The Consumer Financial Protection Bureau has released its plan to provide individuals and firms under investigation advance notice of possible enforcement actions.
The process, called the Early Warning Notice, allows the subject of an investigation by the bureau to react to potential legal violations that the bureau believes have been committed.
“The Early Warning Notice announced today strikes a balance between the goal of fairness to those being investigated and our mission to protect consumers,” Raj Date, the special advisor to the Secretary of the Treasury for the CFPB, said. “This process will help us fulfill our commitment to transparency in enforcing the law.”

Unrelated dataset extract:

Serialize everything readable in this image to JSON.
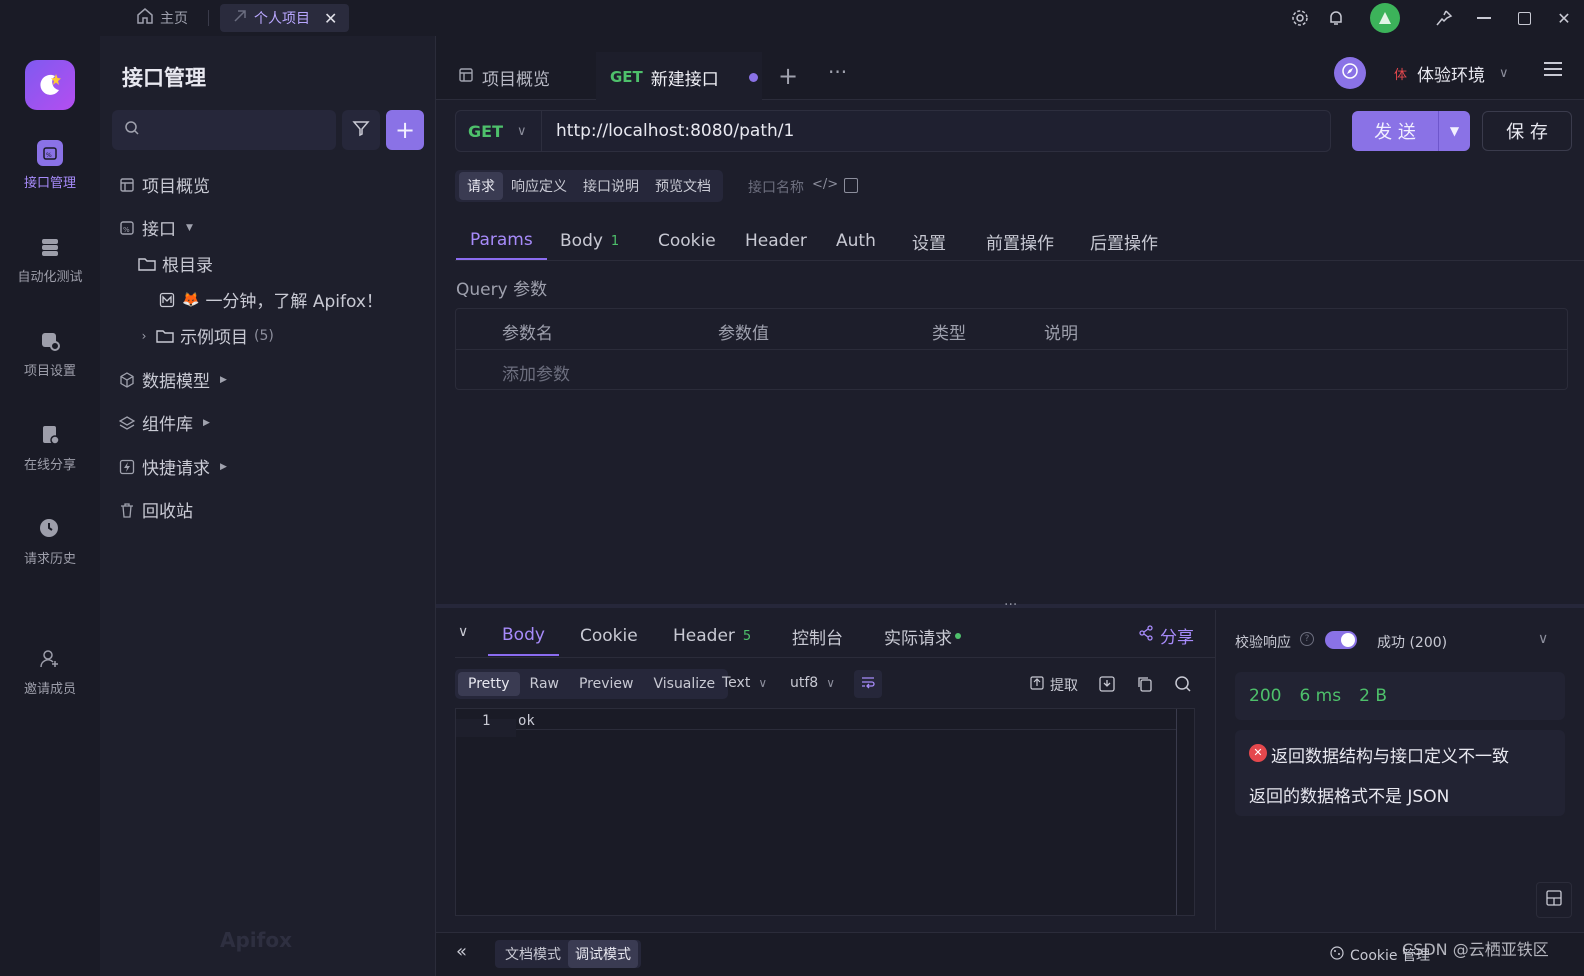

The process is based on similar procedures that are used at other federal agencies. The Office of Enforcement begins the process by explaining to people or firms that the CFPB has gathered evidence against them that may prove violations against consumer financial protection laws. Any one or any firm that receives an Early Warning Notice is then allowed to respond within 14 days with legal arguments and facts.
The CFPB’s Office of Enforcement has already released a description for how it will initiate and execute enforcement investigations. Although the Early Warning Notice is not legally required, the bureau said it will help promote a fair enforcement of financial laws.